**INPUT RECORDS:**
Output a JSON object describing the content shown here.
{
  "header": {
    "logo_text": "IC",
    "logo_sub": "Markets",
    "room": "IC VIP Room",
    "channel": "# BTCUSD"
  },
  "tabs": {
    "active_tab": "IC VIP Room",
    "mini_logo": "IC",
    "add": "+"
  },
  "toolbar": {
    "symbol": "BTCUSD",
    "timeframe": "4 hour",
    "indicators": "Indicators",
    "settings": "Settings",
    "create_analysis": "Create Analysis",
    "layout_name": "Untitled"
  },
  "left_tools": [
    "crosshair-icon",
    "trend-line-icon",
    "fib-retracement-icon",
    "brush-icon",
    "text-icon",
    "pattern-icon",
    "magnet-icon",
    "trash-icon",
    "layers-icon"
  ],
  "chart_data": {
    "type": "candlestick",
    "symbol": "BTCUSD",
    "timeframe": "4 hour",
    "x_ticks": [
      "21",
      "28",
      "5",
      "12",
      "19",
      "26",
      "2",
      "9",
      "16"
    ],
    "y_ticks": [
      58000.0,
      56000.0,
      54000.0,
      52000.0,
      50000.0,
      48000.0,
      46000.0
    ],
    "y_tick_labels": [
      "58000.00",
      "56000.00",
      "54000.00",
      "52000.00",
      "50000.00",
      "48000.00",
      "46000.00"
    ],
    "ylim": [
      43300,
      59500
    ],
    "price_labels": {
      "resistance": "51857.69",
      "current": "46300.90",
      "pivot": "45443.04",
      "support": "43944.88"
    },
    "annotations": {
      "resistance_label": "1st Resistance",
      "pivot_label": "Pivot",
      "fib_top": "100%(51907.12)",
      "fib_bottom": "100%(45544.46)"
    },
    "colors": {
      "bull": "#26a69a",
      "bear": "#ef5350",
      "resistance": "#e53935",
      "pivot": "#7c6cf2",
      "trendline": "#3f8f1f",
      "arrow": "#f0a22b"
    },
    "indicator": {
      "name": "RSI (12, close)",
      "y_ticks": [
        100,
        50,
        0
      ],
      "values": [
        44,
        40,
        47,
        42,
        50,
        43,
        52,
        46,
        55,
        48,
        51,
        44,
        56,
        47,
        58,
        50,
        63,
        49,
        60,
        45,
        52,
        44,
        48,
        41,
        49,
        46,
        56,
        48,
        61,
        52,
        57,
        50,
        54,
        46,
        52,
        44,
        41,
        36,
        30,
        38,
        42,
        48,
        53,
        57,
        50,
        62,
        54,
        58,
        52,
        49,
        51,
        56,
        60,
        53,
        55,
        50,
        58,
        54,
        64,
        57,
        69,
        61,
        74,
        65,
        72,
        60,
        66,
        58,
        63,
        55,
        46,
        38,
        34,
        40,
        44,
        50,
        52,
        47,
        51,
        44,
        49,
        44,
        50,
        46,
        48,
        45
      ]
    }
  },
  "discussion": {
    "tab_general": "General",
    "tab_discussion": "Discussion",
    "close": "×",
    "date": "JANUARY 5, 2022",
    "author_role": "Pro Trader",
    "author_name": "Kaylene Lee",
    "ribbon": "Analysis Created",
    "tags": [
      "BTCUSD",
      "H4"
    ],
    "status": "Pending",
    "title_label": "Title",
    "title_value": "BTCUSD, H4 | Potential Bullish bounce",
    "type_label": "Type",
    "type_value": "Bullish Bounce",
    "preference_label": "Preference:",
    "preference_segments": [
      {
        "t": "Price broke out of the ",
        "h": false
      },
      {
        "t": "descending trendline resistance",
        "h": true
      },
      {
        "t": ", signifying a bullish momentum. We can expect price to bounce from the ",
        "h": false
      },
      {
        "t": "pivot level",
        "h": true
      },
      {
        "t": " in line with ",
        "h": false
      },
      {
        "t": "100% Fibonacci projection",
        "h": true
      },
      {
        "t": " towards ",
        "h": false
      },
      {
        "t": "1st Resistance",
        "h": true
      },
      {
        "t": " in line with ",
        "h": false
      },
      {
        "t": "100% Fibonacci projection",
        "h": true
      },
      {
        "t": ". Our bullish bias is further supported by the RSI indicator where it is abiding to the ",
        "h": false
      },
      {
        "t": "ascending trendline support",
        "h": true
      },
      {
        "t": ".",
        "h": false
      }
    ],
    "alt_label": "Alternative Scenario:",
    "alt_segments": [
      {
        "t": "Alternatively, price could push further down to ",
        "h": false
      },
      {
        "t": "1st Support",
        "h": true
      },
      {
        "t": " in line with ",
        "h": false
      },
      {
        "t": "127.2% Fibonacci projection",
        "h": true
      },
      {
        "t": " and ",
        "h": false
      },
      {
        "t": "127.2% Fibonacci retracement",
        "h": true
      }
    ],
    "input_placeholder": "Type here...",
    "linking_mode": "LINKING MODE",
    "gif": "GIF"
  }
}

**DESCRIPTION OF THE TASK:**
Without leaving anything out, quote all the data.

**TASK RESPONSE:**
Output a JSON object describing the content shown here.
{
  "header": {
    "logo_text": "IC",
    "logo_sub": "Markets",
    "room": "IC VIP Room",
    "channel": "# BTCUSD"
  },
  "tabs": {
    "active_tab": "IC VIP Room",
    "mini_logo": "IC",
    "add": "+"
  },
  "toolbar": {
    "symbol": "BTCUSD",
    "timeframe": "4 hour",
    "indicators": "Indicators",
    "settings": "Settings",
    "create_analysis": "Create Analysis",
    "layout_name": "Untitled"
  },
  "left_tools": [
    "crosshair-icon",
    "trend-line-icon",
    "fib-retracement-icon",
    "brush-icon",
    "text-icon",
    "pattern-icon",
    "magnet-icon",
    "trash-icon",
    "layers-icon"
  ],
  "chart_data": {
    "type": "candlestick",
    "symbol": "BTCUSD",
    "timeframe": "4 hour",
    "x_ticks": [
      "21",
      "28",
      "5",
      "12",
      "19",
      "26",
      "2",
      "9",
      "16"
    ],
    "y_ticks": [
      58000.0,
      56000.0,
      54000.0,
      52000.0,
      50000.0,
      48000.0,
      46000.0
    ],
    "y_tick_labels": [
      "58000.00",
      "56000.00",
      "54000.00",
      "52000.00",
      "50000.00",
      "48000.00",
      "46000.00"
    ],
    "ylim": [
      43300,
      59500
    ],
    "price_labels": {
      "resistance": "51857.69",
      "current": "46300.90",
      "pivot": "45443.04",
      "support": "43944.88"
    },
    "annotations": {
      "resistance_label": "1st Resistance",
      "pivot_label": "Pivot",
      "fib_top": "100%(51907.12)",
      "fib_bottom": "100%(45544.46)"
    },
    "colors": {
      "bull": "#26a69a",
      "bear": "#ef5350",
      "resistance": "#e53935",
      "pivot": "#7c6cf2",
      "trendline": "#3f8f1f",
      "arrow": "#f0a22b"
    },
    "indicator": {
      "name": "RSI (12, close)",
      "y_ticks": [
        100,
        50,
        0
      ],
      "values": [
        44,
        40,
        47,
        42,
        50,
        43,
        52,
        46,
        55,
        48,
        51,
        44,
        56,
        47,
        58,
        50,
        63,
        49,
        60,
        45,
        52,
        44,
        48,
        41,
        49,
        46,
        56,
        48,
        61,
        52,
        57,
        50,
        54,
        46,
        52,
        44,
        41,
        36,
        30,
        38,
        42,
        48,
        53,
        57,
        50,
        62,
        54,
        58,
        52,
        49,
        51,
        56,
        60,
        53,
        55,
        50,
        58,
        54,
        64,
        57,
        69,
        61,
        74,
        65,
        72,
        60,
        66,
        58,
        63,
        55,
        46,
        38,
        34,
        40,
        44,
        50,
        52,
        47,
        51,
        44,
        49,
        44,
        50,
        46,
        48,
        45
      ]
    }
  },
  "discussion": {
    "tab_general": "General",
    "tab_discussion": "Discussion",
    "close": "×",
    "date": "JANUARY 5, 2022",
    "author_role": "Pro Trader",
    "author_name": "Kaylene Lee",
    "ribbon": "Analysis Created",
    "tags": [
      "BTCUSD",
      "H4"
    ],
    "status": "Pending",
    "title_label": "Title",
    "title_value": "BTCUSD, H4 | Potential Bullish bounce",
    "type_label": "Type",
    "type_value": "Bullish Bounce",
    "preference_label": "Preference:",
    "preference_segments": [
      {
        "t": "Price broke out of the ",
        "h": false
      },
      {
        "t": "descending trendline resistance",
        "h": true
      },
      {
        "t": ", signifying a bullish momentum. We can expect price to bounce from the ",
        "h": false
      },
      {
        "t": "pivot level",
        "h": true
      },
      {
        "t": " in line with ",
        "h": false
      },
      {
        "t": "100% Fibonacci projection",
        "h": true
      },
      {
        "t": " towards ",
        "h": false
      },
      {
        "t": "1st Resistance",
        "h": true
      },
      {
        "t": " in line with ",
        "h": false
      },
      {
        "t": "100% Fibonacci projection",
        "h": true
      },
      {
        "t": ". Our bullish bias is further supported by the RSI indicator where it is abiding to the ",
        "h": false
      },
      {
        "t": "ascending trendline support",
        "h": true
      },
      {
        "t": ".",
        "h": false
      }
    ],
    "alt_label": "Alternative Scenario:",
    "alt_segments": [
      {
        "t": "Alternatively, price could push further down to ",
        "h": false
      },
      {
        "t": "1st Support",
        "h": true
      },
      {
        "t": " in line with ",
        "h": false
      },
      {
        "t": "127.2% Fibonacci projection",
        "h": true
      },
      {
        "t": " and ",
        "h": false
      },
      {
        "t": "127.2% Fibonacci retracement",
        "h": true
      }
    ],
    "input_placeholder": "Type here...",
    "linking_mode": "LINKING MODE",
    "gif": "GIF"
  }
}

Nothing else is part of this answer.